Dhaka 1000-1200, Bangladesh
Probal Rashid is a Bangladeshi documentary photographer and photojournalist based in Washington D.C. He has a Post Graduate Diploma in Photojournalism from Konrad Adenauer Asian Center for Journalism (ACFJ) at Ateneo De Manila University, Philippines. Probal also holds an MBA.
His works have been published in many prominent national and international newspapers and magazines such as, Los Angeles Times, National Geographic, Wall Street Journal, Huffington Post, Newsweek, Wired, Forbes, GEO, Days Japan, Paris Match, Stern, Telegraph, Focus magazine and the Guardian. Moreover, his photographs have been exhibited and screening worldwide, including in Visa Pour l’Image in Perpignan, Alexey Brodovitch Gallery and Hearst Gallery in New York City, Somerset House in London, the Kiyosato Museum of Photographic Arts in Japan, Suwon Photo International Festival in South Korea, MAPKL White Box Gallery in Malaysia.
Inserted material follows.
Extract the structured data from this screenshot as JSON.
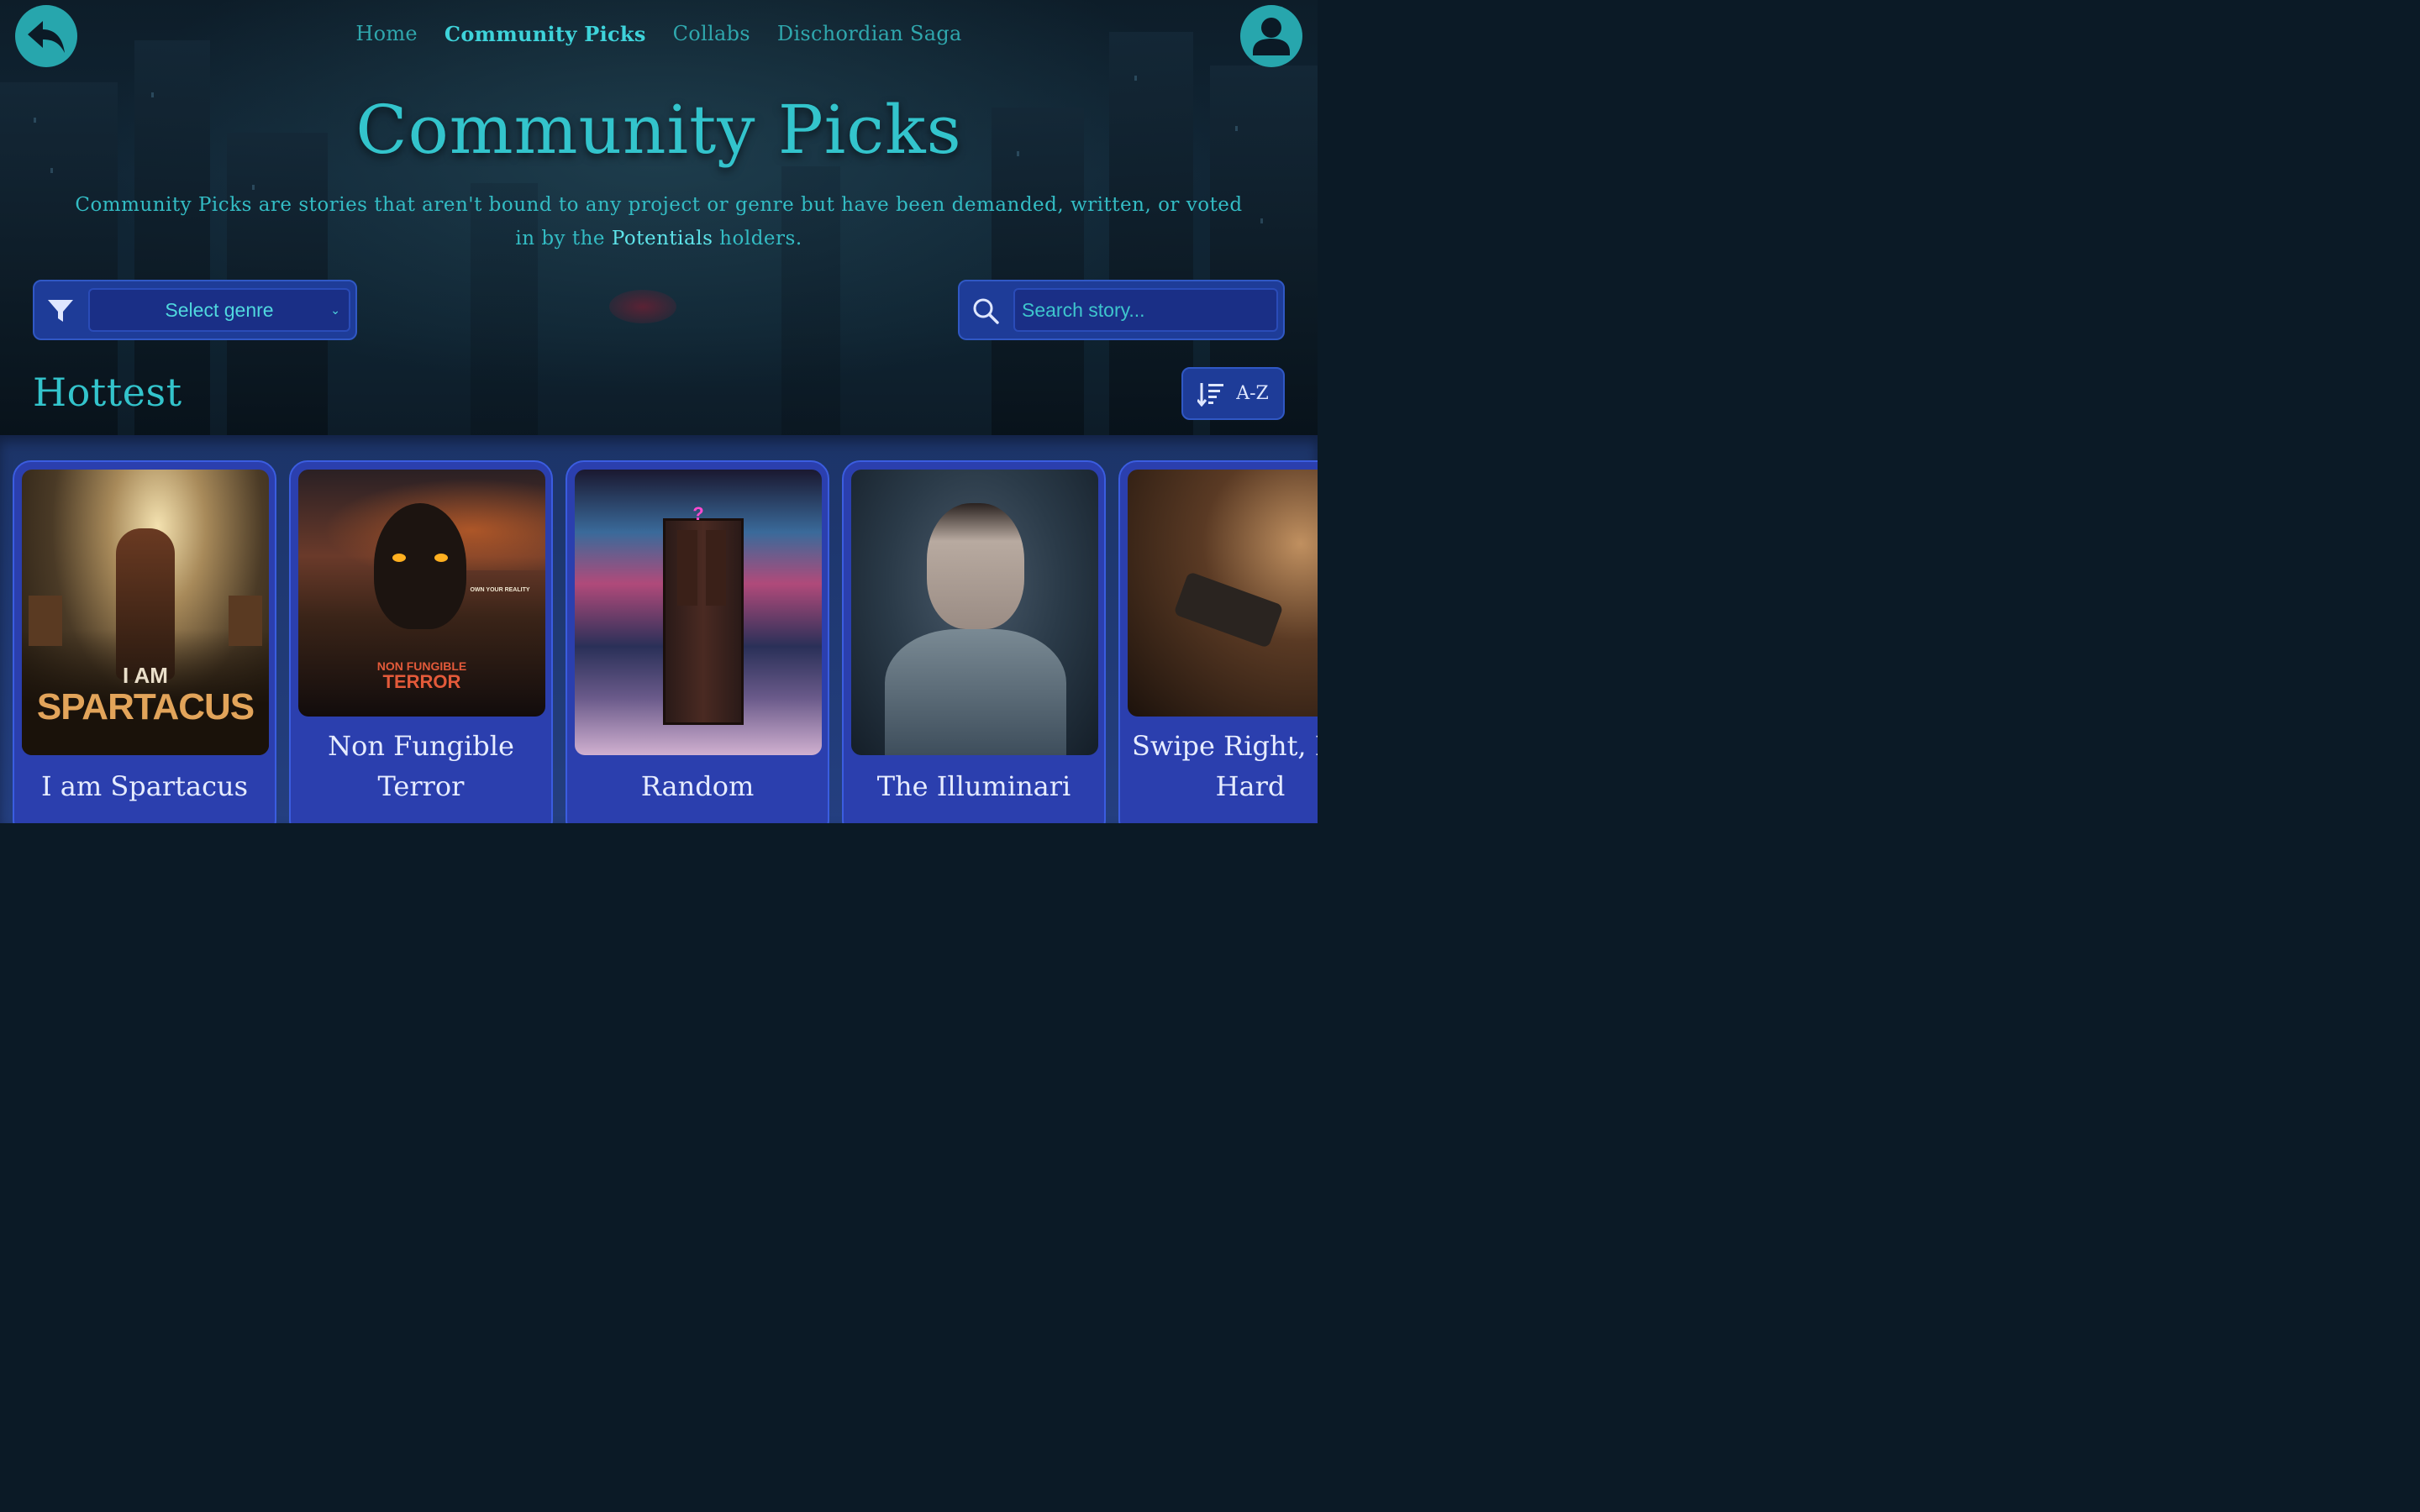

Probal is the recipient of numerous awards for his work including the Pictures Of the Year International (POYi), Days Japan Photojournalism Award, China International Press Photo Award (CHIPP), NPPA’s Best of Photojournalism Awards, Yonhap International Press Photo Awards, KL International Photo award, FCCT/OnAsia Photojournalism Award, “Zoom-in on Poverty” Global Photo Award, CGAP microfinance photo award, WPGA Annual Pollux Awards in U.K, International Year of Biodiversity Award and the Atlanta Photojournalism Seminar Contest.
- Breaking news
The Rohingya Exodus
In an arduous journey to cross into safety, the strongest carry the weakest through damp paddy fields and a continuous waterfall. The monsoon rains are heavy and frequent, and make the ground incredibly wet and muddy. As the sun begins to set and night awakens, the most treacherous part of their journey arrives. They have to cross a land mine infested border between Myanmar and Bangladesh. Some people take the risk of traveling in an unstable fishing boat. Some spend days hiding in the forest before reaching the boarder while others wait at the boarder for several days until they feel safe to cross. The journey to Bangladesh was hard for the Rohingya refugees. According to the United Nations estimates about 600,000 Rohingya refugees have fled from violence in Myanmar since August 25, 2017. Hundreds are known to have died trying to escape, and survivors arrive with horrifying accounts of villages burned, women raped, and scores killed in this 'clearance operations' by Myanmar's army.